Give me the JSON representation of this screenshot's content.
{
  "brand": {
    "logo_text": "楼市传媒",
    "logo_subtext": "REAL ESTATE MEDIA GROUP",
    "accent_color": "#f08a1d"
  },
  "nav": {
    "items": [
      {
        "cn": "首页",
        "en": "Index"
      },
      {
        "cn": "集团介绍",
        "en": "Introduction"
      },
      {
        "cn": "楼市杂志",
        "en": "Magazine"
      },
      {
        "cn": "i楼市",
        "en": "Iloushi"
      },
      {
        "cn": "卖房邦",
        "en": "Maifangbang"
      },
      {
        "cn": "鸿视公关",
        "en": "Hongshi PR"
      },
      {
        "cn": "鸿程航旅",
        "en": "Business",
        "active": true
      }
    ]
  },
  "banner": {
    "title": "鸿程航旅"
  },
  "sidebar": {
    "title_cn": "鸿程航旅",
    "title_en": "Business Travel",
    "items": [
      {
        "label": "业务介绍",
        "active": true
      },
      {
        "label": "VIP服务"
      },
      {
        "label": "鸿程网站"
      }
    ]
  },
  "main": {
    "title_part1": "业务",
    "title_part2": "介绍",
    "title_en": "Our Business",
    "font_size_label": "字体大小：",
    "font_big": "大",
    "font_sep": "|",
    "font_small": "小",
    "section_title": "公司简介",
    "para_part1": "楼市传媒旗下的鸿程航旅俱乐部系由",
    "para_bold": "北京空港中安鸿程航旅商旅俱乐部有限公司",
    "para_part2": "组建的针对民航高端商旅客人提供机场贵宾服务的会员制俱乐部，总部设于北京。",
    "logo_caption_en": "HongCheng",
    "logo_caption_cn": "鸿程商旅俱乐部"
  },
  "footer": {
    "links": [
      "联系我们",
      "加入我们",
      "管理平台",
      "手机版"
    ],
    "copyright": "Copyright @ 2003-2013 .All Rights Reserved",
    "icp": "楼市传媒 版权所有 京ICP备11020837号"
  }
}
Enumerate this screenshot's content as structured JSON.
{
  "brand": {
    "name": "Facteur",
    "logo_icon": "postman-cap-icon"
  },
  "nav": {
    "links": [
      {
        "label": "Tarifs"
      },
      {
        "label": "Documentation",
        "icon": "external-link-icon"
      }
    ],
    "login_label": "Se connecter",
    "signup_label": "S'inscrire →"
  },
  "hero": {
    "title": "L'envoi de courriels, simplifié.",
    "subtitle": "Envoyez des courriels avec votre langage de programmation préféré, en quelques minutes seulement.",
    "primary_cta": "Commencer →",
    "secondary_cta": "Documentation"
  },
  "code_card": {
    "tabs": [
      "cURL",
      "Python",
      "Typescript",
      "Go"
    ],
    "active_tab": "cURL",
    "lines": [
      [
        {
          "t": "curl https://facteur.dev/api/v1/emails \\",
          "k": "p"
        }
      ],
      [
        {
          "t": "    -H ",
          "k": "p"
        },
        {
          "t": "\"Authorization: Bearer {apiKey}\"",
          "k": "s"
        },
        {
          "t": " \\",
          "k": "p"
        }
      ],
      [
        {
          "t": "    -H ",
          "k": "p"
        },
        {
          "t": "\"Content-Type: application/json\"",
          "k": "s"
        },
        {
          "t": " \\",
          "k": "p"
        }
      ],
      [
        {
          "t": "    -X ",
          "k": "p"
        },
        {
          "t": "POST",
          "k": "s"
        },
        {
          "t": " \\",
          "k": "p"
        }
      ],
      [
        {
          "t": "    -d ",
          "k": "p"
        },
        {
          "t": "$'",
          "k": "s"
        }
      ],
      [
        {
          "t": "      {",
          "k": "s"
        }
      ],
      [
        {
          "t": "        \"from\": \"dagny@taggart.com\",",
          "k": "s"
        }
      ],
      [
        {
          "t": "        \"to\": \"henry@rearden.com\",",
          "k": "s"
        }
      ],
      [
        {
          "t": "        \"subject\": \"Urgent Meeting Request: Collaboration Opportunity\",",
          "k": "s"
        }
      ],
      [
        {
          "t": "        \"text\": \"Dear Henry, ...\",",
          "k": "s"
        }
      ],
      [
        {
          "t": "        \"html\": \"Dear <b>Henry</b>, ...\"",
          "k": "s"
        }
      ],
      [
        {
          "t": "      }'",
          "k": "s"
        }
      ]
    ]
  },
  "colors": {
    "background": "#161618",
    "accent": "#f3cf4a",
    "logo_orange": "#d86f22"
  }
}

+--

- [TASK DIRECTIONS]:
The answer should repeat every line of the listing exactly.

- [OUTPUT OF THE EXERCISE]:
Give me the JSON representation of this screenshot's content.
{
  "brand": {
    "logo_text": "楼市传媒",
    "logo_subtext": "REAL ESTATE MEDIA GROUP",
    "accent_color": "#f08a1d"
  },
  "nav": {
    "items": [
      {
        "cn": "首页",
        "en": "Index"
      },
      {
        "cn": "集团介绍",
        "en": "Introduction"
      },
      {
        "cn": "楼市杂志",
        "en": "Magazine"
      },
      {
        "cn": "i楼市",
        "en": "Iloushi"
      },
      {
        "cn": "卖房邦",
        "en": "Maifangbang"
      },
      {
        "cn": "鸿视公关",
        "en": "Hongshi PR"
      },
      {
        "cn": "鸿程航旅",
        "en": "Business",
        "active": true
      }
    ]
  },
  "banner": {
    "title": "鸿程航旅"
  },
  "sidebar": {
    "title_cn": "鸿程航旅",
    "title_en": "Business Travel",
    "items": [
      {
        "label": "业务介绍",
        "active": true
      },
      {
        "label": "VIP服务"
      },
      {
        "label": "鸿程网站"
      }
    ]
  },
  "main": {
    "title_part1": "业务",
    "title_part2": "介绍",
    "title_en": "Our Business",
    "font_size_label": "字体大小：",
    "font_big": "大",
    "font_sep": "|",
    "font_small": "小",
    "section_title": "公司简介",
    "para_part1": "楼市传媒旗下的鸿程航旅俱乐部系由",
    "para_bold": "北京空港中安鸿程航旅商旅俱乐部有限公司",
    "para_part2": "组建的针对民航高端商旅客人提供机场贵宾服务的会员制俱乐部，总部设于北京。",
    "logo_caption_en": "HongCheng",
    "logo_caption_cn": "鸿程商旅俱乐部"
  },
  "footer": {
    "links": [
      "联系我们",
      "加入我们",
      "管理平台",
      "手机版"
    ],
    "copyright": "Copyright @ 2003-2013 .All Rights Reserved",
    "icp": "楼市传媒 版权所有 京ICP备11020837号"
  }
}
Enumerate this screenshot's content as structured JSON.
{
  "brand": {
    "name": "Facteur",
    "logo_icon": "postman-cap-icon"
  },
  "nav": {
    "links": [
      {
        "label": "Tarifs"
      },
      {
        "label": "Documentation",
        "icon": "external-link-icon"
      }
    ],
    "login_label": "Se connecter",
    "signup_label": "S'inscrire →"
  },
  "hero": {
    "title": "L'envoi de courriels, simplifié.",
    "subtitle": "Envoyez des courriels avec votre langage de programmation préféré, en quelques minutes seulement.",
    "primary_cta": "Commencer →",
    "secondary_cta": "Documentation"
  },
  "code_card": {
    "tabs": [
      "cURL",
      "Python",
      "Typescript",
      "Go"
    ],
    "active_tab": "cURL",
    "lines": [
      [
        {
          "t": "curl https://facteur.dev/api/v1/emails \\",
          "k": "p"
        }
      ],
      [
        {
          "t": "    -H ",
          "k": "p"
        },
        {
          "t": "\"Authorization: Bearer {apiKey}\"",
          "k": "s"
        },
        {
          "t": " \\",
          "k": "p"
        }
      ],
      [
        {
          "t": "    -H ",
          "k": "p"
        },
        {
          "t": "\"Content-Type: application/json\"",
          "k": "s"
        },
        {
          "t": " \\",
          "k": "p"
        }
      ],
      [
        {
          "t": "    -X ",
          "k": "p"
        },
        {
          "t": "POST",
          "k": "s"
        },
        {
          "t": " \\",
          "k": "p"
        }
      ],
      [
        {
          "t": "    -d ",
          "k": "p"
        },
        {
          "t": "$'",
          "k": "s"
        }
      ],
      [
        {
          "t": "      {",
          "k": "s"
        }
      ],
      [
        {
          "t": "        \"from\": \"dagny@taggart.com\",",
          "k": "s"
        }
      ],
      [
        {
          "t": "        \"to\": \"henry@rearden.com\",",
          "k": "s"
        }
      ],
      [
        {
          "t": "        \"subject\": \"Urgent Meeting Request: Collaboration Opportunity\",",
          "k": "s"
        }
      ],
      [
        {
          "t": "        \"text\": \"Dear Henry, ...\",",
          "k": "s"
        }
      ],
      [
        {
          "t": "        \"html\": \"Dear <b>Henry</b>, ...\"",
          "k": "s"
        }
      ],
      [
        {
          "t": "      }'",
          "k": "s"
        }
      ]
    ]
  },
  "colors": {
    "background": "#161618",
    "accent": "#f3cf4a",
    "logo_orange": "#d86f22"
  }
}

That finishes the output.